Latvia joins the Eurozone
Latvia has become the 18th member of the Eurozone after joining on the second day of the New Year.
The country is located in the Baltic Sea and was previously part of the Soviet republic. It still depends heavily on Russia, but by adopting the Euro as its new currency there are hopes to strengthen links with the West and reduce Russian reliance.
Olli Rehn, an EU commissioner said that Latvia’s induction in the Eurozone marked “the completion of [the country’s] journey back to the political and economic heart of our continent”. After the economic crisis threatened Latvia with collapse in 2008, the country made an incredible turn around and is now the fastest-growing economy in the EU.
The fact that the country has met the stringent criteria to enter the single currency, which includes low public debt, low inflation, and long-term interest rates, is a testament to Latvia’s strength.
Implementing the Euro has been welcomed by the Latvian government and most business owners, with the general attitude optimistic that the change will attract more foreign investment and improve the country’s credit rating. The Latvian Prime Minister Valdis Dombrovskis said “It’s a big opportunity for Latvia’s economic development”.
Ilmars Rimsevics, governor of the Latvian central bank, said that the”Euro brings stability and certainty, definitely attracting investment, so new jobs, new taxes and so on. So being in the second largest currency union I think will definitely mean more popularity.”
Despite this, opinion polls projected that over half of Latvian residents were against the Euro. Many people are unhappy with losing the traditional lats currency and are concerned that prices will rise from the New Year.
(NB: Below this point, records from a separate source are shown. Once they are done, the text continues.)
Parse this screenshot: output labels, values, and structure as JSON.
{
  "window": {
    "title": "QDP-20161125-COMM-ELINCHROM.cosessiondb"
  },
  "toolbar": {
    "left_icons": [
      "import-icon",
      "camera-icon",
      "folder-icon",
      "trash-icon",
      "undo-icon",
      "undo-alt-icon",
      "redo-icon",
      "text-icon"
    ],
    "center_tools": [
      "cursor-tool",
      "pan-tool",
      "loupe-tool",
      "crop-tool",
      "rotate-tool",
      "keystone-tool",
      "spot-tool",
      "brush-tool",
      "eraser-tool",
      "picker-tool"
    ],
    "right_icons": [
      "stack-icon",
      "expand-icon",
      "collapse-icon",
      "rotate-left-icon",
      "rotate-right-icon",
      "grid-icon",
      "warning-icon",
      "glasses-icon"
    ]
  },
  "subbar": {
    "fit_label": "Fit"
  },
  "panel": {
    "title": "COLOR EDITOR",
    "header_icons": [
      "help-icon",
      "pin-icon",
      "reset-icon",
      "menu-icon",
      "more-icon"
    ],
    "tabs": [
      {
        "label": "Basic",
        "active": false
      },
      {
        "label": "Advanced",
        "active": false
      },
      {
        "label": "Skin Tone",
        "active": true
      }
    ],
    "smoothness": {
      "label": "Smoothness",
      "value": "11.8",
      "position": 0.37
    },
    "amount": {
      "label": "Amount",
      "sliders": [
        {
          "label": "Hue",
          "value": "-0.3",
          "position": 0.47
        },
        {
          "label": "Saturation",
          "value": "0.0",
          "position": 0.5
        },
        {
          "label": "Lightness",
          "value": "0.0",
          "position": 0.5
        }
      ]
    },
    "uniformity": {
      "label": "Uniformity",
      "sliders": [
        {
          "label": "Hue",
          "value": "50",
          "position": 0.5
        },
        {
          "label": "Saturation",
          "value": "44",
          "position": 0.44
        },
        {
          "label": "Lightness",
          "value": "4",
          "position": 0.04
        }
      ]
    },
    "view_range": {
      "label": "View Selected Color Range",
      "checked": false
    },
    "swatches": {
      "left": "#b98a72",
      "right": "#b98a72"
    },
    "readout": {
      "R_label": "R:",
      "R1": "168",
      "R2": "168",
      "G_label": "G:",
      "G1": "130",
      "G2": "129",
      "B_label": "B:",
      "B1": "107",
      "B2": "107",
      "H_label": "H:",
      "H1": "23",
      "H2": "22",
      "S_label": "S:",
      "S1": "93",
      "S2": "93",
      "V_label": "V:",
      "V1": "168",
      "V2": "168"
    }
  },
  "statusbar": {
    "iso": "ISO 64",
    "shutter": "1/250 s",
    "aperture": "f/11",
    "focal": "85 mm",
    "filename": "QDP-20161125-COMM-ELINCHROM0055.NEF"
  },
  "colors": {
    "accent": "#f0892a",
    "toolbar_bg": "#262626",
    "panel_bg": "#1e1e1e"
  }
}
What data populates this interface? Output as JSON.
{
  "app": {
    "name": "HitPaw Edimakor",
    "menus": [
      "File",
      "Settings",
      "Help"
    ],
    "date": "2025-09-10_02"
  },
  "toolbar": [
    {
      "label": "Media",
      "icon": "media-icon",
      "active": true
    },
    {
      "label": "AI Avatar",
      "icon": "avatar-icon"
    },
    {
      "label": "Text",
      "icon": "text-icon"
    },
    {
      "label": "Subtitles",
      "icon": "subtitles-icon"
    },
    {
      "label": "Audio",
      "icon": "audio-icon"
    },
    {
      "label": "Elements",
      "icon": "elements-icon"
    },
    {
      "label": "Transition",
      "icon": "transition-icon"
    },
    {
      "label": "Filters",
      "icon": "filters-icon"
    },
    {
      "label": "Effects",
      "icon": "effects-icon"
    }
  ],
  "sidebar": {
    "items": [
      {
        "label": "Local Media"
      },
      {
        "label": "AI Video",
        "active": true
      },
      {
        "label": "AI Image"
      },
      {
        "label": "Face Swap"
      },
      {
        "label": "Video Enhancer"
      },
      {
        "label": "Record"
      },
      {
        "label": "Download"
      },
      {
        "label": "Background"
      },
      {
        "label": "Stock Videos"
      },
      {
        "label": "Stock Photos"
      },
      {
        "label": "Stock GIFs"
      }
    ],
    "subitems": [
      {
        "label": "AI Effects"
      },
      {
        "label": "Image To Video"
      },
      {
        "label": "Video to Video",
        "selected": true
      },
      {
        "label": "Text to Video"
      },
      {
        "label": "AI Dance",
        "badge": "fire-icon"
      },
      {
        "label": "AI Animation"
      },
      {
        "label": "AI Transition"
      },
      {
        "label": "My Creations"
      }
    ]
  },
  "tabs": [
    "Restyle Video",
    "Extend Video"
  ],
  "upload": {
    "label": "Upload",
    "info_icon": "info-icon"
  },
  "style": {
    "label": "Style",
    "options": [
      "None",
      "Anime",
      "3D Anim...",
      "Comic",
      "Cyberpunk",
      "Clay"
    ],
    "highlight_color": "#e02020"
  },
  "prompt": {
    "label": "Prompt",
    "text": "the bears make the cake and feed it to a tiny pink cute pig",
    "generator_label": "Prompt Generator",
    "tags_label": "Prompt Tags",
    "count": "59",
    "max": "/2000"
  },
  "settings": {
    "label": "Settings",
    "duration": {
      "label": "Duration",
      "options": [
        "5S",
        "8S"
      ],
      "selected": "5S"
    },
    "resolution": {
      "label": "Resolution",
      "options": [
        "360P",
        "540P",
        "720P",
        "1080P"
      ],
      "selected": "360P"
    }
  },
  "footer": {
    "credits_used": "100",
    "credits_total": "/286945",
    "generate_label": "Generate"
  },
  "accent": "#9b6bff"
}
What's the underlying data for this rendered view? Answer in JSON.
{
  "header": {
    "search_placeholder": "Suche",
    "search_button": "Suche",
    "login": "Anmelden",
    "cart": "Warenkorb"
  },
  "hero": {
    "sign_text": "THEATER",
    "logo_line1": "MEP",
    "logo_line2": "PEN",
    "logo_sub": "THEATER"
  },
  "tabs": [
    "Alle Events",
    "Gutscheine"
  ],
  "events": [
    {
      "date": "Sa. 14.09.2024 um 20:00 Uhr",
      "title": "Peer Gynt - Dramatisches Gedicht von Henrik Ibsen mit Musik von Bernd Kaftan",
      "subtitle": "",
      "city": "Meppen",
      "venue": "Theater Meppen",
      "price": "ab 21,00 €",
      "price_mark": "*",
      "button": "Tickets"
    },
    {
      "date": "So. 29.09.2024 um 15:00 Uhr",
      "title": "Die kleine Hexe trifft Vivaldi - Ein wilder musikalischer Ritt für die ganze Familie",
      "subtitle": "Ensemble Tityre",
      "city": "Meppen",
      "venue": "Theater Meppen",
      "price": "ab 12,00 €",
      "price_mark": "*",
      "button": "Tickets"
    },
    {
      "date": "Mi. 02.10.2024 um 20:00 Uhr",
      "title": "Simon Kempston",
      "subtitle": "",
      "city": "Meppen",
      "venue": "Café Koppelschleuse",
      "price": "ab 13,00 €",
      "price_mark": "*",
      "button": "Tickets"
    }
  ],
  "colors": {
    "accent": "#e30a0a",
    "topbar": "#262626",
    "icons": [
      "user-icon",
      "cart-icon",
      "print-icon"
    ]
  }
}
One of the major benefits for Latvia on joining the Eurozone is bringing the country closer to the West and opening up access to the European markets. Latvia has close economic links to Russia, and while the Russian export market and banking system will remain an important connection Latvia, the Eurozone places the country more centrally in European trading.